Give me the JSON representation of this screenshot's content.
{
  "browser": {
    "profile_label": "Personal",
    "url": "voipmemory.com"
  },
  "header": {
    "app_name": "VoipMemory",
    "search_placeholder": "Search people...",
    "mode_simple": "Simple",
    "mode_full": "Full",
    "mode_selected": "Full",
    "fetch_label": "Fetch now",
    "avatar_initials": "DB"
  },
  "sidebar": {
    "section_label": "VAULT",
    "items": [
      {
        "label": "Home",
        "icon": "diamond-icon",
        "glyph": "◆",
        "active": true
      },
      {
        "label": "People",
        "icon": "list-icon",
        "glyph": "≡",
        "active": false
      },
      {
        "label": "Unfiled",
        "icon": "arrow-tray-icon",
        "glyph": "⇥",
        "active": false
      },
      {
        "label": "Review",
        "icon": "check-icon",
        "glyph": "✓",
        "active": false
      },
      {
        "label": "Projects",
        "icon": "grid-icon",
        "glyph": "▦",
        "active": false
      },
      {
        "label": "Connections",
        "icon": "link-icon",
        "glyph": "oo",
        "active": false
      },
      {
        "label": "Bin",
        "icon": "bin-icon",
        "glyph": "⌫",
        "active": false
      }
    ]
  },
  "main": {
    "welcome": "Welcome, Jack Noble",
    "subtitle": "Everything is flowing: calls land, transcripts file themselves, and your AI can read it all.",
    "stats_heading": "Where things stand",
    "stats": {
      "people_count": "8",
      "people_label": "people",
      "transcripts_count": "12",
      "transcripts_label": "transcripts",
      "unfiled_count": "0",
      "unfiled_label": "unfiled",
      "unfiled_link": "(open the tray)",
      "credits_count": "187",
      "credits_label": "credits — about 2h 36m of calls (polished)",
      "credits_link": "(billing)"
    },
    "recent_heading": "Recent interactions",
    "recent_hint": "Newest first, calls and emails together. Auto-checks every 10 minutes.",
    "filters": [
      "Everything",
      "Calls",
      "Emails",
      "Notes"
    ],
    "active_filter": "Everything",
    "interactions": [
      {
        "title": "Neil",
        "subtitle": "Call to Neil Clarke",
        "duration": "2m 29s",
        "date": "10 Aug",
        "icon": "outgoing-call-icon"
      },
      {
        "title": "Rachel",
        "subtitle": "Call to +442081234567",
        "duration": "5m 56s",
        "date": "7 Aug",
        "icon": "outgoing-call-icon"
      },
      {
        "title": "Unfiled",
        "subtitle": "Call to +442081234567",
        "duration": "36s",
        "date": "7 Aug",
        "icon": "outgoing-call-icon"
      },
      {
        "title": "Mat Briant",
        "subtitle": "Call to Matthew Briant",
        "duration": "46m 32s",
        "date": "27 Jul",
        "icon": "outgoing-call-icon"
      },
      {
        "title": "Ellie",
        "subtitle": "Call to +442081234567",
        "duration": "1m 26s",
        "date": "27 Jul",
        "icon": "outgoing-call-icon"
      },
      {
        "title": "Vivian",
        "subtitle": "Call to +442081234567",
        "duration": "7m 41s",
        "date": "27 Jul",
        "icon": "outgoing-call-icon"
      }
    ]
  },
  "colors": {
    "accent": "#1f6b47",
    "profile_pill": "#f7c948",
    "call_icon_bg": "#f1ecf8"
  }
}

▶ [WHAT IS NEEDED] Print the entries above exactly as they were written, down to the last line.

▶ [WORKED SOLUTION]
Give me the JSON representation of this screenshot's content.
{
  "browser": {
    "profile_label": "Personal",
    "url": "voipmemory.com"
  },
  "header": {
    "app_name": "VoipMemory",
    "search_placeholder": "Search people...",
    "mode_simple": "Simple",
    "mode_full": "Full",
    "mode_selected": "Full",
    "fetch_label": "Fetch now",
    "avatar_initials": "DB"
  },
  "sidebar": {
    "section_label": "VAULT",
    "items": [
      {
        "label": "Home",
        "icon": "diamond-icon",
        "glyph": "◆",
        "active": true
      },
      {
        "label": "People",
        "icon": "list-icon",
        "glyph": "≡",
        "active": false
      },
      {
        "label": "Unfiled",
        "icon": "arrow-tray-icon",
        "glyph": "⇥",
        "active": false
      },
      {
        "label": "Review",
        "icon": "check-icon",
        "glyph": "✓",
        "active": false
      },
      {
        "label": "Projects",
        "icon": "grid-icon",
        "glyph": "▦",
        "active": false
      },
      {
        "label": "Connections",
        "icon": "link-icon",
        "glyph": "oo",
        "active": false
      },
      {
        "label": "Bin",
        "icon": "bin-icon",
        "glyph": "⌫",
        "active": false
      }
    ]
  },
  "main": {
    "welcome": "Welcome, Jack Noble",
    "subtitle": "Everything is flowing: calls land, transcripts file themselves, and your AI can read it all.",
    "stats_heading": "Where things stand",
    "stats": {
      "people_count": "8",
      "people_label": "people",
      "transcripts_count": "12",
      "transcripts_label": "transcripts",
      "unfiled_count": "0",
      "unfiled_label": "unfiled",
      "unfiled_link": "(open the tray)",
      "credits_count": "187",
      "credits_label": "credits — about 2h 36m of calls (polished)",
      "credits_link": "(billing)"
    },
    "recent_heading": "Recent interactions",
    "recent_hint": "Newest first, calls and emails together. Auto-checks every 10 minutes.",
    "filters": [
      "Everything",
      "Calls",
      "Emails",
      "Notes"
    ],
    "active_filter": "Everything",
    "interactions": [
      {
        "title": "Neil",
        "subtitle": "Call to Neil Clarke",
        "duration": "2m 29s",
        "date": "10 Aug",
        "icon": "outgoing-call-icon"
      },
      {
        "title": "Rachel",
        "subtitle": "Call to +442081234567",
        "duration": "5m 56s",
        "date": "7 Aug",
        "icon": "outgoing-call-icon"
      },
      {
        "title": "Unfiled",
        "subtitle": "Call to +442081234567",
        "duration": "36s",
        "date": "7 Aug",
        "icon": "outgoing-call-icon"
      },
      {
        "title": "Mat Briant",
        "subtitle": "Call to Matthew Briant",
        "duration": "46m 32s",
        "date": "27 Jul",
        "icon": "outgoing-call-icon"
      },
      {
        "title": "Ellie",
        "subtitle": "Call to +442081234567",
        "duration": "1m 26s",
        "date": "27 Jul",
        "icon": "outgoing-call-icon"
      },
      {
        "title": "Vivian",
        "subtitle": "Call to +442081234567",
        "duration": "7m 41s",
        "date": "27 Jul",
        "icon": "outgoing-call-icon"
      }
    ]
  },
  "colors": {
    "accent": "#1f6b47",
    "profile_pill": "#f7c948",
    "call_icon_bg": "#f1ecf8"
  }
}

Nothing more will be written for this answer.